Collected data entries
_ _ _ _

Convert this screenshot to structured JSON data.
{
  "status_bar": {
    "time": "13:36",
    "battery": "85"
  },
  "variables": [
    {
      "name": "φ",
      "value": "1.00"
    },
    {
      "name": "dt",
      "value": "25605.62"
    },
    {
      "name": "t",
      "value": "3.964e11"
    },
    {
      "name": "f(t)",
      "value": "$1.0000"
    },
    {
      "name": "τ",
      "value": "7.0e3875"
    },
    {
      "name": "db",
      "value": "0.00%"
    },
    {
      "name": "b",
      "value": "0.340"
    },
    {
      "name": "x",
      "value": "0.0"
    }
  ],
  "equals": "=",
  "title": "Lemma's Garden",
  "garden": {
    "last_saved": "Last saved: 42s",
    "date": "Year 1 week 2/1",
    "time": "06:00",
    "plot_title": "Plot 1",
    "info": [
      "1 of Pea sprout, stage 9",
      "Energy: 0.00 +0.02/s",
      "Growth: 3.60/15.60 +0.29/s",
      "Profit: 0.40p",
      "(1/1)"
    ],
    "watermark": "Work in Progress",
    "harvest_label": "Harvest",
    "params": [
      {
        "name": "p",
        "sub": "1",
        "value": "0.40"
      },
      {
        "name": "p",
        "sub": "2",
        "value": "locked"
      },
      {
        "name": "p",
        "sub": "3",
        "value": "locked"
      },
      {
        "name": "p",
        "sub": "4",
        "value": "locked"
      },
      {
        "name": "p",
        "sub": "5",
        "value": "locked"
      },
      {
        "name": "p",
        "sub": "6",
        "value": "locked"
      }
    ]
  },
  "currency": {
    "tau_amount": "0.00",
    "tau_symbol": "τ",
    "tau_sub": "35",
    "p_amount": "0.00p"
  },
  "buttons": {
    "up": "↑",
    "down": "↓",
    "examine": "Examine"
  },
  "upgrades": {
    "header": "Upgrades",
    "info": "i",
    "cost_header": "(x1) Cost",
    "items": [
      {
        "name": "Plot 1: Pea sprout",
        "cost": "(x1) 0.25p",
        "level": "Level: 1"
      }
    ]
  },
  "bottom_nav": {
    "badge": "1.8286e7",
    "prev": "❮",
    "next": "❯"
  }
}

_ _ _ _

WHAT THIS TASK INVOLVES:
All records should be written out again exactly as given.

RESPONSE BELOW:
Convert this screenshot to structured JSON data.
{
  "status_bar": {
    "time": "13:36",
    "battery": "85"
  },
  "variables": [
    {
      "name": "φ",
      "value": "1.00"
    },
    {
      "name": "dt",
      "value": "25605.62"
    },
    {
      "name": "t",
      "value": "3.964e11"
    },
    {
      "name": "f(t)",
      "value": "$1.0000"
    },
    {
      "name": "τ",
      "value": "7.0e3875"
    },
    {
      "name": "db",
      "value": "0.00%"
    },
    {
      "name": "b",
      "value": "0.340"
    },
    {
      "name": "x",
      "value": "0.0"
    }
  ],
  "equals": "=",
  "title": "Lemma's Garden",
  "garden": {
    "last_saved": "Last saved: 42s",
    "date": "Year 1 week 2/1",
    "time": "06:00",
    "plot_title": "Plot 1",
    "info": [
      "1 of Pea sprout, stage 9",
      "Energy: 0.00 +0.02/s",
      "Growth: 3.60/15.60 +0.29/s",
      "Profit: 0.40p",
      "(1/1)"
    ],
    "watermark": "Work in Progress",
    "harvest_label": "Harvest",
    "params": [
      {
        "name": "p",
        "sub": "1",
        "value": "0.40"
      },
      {
        "name": "p",
        "sub": "2",
        "value": "locked"
      },
      {
        "name": "p",
        "sub": "3",
        "value": "locked"
      },
      {
        "name": "p",
        "sub": "4",
        "value": "locked"
      },
      {
        "name": "p",
        "sub": "5",
        "value": "locked"
      },
      {
        "name": "p",
        "sub": "6",
        "value": "locked"
      }
    ]
  },
  "currency": {
    "tau_amount": "0.00",
    "tau_symbol": "τ",
    "tau_sub": "35",
    "p_amount": "0.00p"
  },
  "buttons": {
    "up": "↑",
    "down": "↓",
    "examine": "Examine"
  },
  "upgrades": {
    "header": "Upgrades",
    "info": "i",
    "cost_header": "(x1) Cost",
    "items": [
      {
        "name": "Plot 1: Pea sprout",
        "cost": "(x1) 0.25p",
        "level": "Level: 1"
      }
    ]
  },
  "bottom_nav": {
    "badge": "1.8286e7",
    "prev": "❮",
    "next": "❯"
  }
}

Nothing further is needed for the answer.